    "where do you go after making what's commonly regarded at the best film ever at 25? Complete madness" This just makes me think about the fact that he made RIDICULOUS commercials in the '80s. so I think that's where you go. A downward spiral. Of course he was also in the Muppet Movie around this time so great things can still happen (even if it is a 2 second cameo).

    1. The Simpsons is pretty much better than all the other things in the world so I understand that. But THIS IS VERY GOOD, so I will allow you to watch it.

      I did not know about these commercials of which you speak and somehow I think I don't want to! Let's just pretend he went out in a blaze of glory. Yes. That.

  3. Back in college, I took a class called Major Film Directors, in which we watched like 12 movies that our professor thought exemplified the breadth of filmmaking (but would also fit into a 90 minute class, etc etc). It was one of the best classes I have ever taken because until then, I hadn't seen a SINGLE ONE of the movies we watched.

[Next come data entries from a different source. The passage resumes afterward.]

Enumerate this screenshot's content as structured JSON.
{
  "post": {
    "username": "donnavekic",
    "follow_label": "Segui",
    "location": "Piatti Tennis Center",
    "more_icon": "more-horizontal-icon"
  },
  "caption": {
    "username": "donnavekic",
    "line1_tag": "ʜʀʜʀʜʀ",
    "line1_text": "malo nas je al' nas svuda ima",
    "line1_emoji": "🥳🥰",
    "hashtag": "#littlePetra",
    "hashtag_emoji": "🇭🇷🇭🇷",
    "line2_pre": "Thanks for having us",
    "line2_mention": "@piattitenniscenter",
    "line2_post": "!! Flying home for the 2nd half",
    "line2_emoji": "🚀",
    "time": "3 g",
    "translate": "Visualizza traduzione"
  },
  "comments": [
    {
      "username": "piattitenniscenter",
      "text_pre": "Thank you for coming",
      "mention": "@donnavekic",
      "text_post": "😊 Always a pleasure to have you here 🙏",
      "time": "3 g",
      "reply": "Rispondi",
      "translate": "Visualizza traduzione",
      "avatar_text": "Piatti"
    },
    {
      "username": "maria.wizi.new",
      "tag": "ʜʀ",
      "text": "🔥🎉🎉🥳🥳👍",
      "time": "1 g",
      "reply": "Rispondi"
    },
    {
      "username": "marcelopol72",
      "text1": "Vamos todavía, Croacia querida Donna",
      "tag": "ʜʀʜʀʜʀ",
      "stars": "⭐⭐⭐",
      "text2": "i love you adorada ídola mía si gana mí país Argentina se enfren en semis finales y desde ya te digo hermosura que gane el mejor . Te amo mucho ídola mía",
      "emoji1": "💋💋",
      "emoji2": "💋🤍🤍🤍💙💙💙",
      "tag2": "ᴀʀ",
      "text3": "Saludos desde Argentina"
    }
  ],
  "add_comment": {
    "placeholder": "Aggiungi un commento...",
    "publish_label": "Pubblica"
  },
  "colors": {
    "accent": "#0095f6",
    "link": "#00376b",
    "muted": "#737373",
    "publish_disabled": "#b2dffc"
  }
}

    Citizen Kane was one of them, and I think the only person in the lecture hall who HAD seen it was the prof. We talked about it for days.

    I probably need to re-watch this, is what I'm saying. Perhaps a personal film festival is in order...

    1. That class sounds amaaaaaazing! I did two units (classes... Whatever) at Uni that involved films and even though it meant dragging myself in for an extra two hours a week (SHOCK) it was so awesome. And I hadn't seen most of the films either, so yeah, it was amazing. But we did not watch this! (Mainly because it wasn't based on a book or a play since they were technically still English Lit units haha).

      So yes. This is awesome. And also now I'm kind of sad that I didn't watch it in an educational setting because I know for a fact that I could discuss it way more than I did here and also FOR DAYS. But at least I have you guuuuuys :)

  4. Well, thank you Miss Laura. Because I have had this film sitting under my bed for AGES (of course, it is now in a box somewhere so I won't be watching it for a while, but sssssssh) and kept flicking past it to watch other things instead and NOW I will be much more likely to just think "NOW, ELLIE!" and watch it. When I find it, anyway.

    I think this is why I'm more likely to watch movies if they're on TV. Because it's on and it's now and THIS IS YOUR CHANCE TO WATCH IT and there's more of a compulsion to just GET ON WITH IT ALREADY instead of watching another episode of something funny just because it's easier. I also don't mind the timing as much either. Like, if I'm watching a DVD I'll have a kind of mental cut-off start time so I'm not going to bed at stupid o'clock, but if it's on TV I'll just watch it anyway. I did this the other night with Fight Club and I was SO PLEASED to have finally seen it, even though it finished at 1am and I probably wouldn't have seen it for two years otherwise.

    My very long-winded point is, NOW I WILL WATCH IT BECAUSE YOU SAID SO. So thank you. :)

    1. I feel like this is the ULTIMATE film that people own and yet have never seen. Not that that's the case with me but OMG it would be if I'd ever actually bought it. So I'm really glad that Lovefilm sent it to me, actually. NOW. At the time I was like 'meh.'

      I totally do the exact same thing as you, but how mental is that?! I mean, we could literally go 'oh, I don't think I'll watch a DVD tonight, it's too late. I'll watch a bit of telly instead.' And then watch a film! I have done this before in life, is what I'm saying. But DEFINITE YES to the DVD cut off start time. Mine is about 9pm, if you're interested! And yet I could watch about 4 episodes of 40 minute long tv starting at at least 10pm! Ridiculous.

      And YES WATCH IT WOOOOOOOOOOOOO! (and oh, wait, did you like Fight Club?! I looooove it)

  5. Heh! Yeah, I really like Citizen Kane but I can't seem to persuade Tim to watch it because he has all the same preconceptions you had. I will read him your words and demand he capitulate!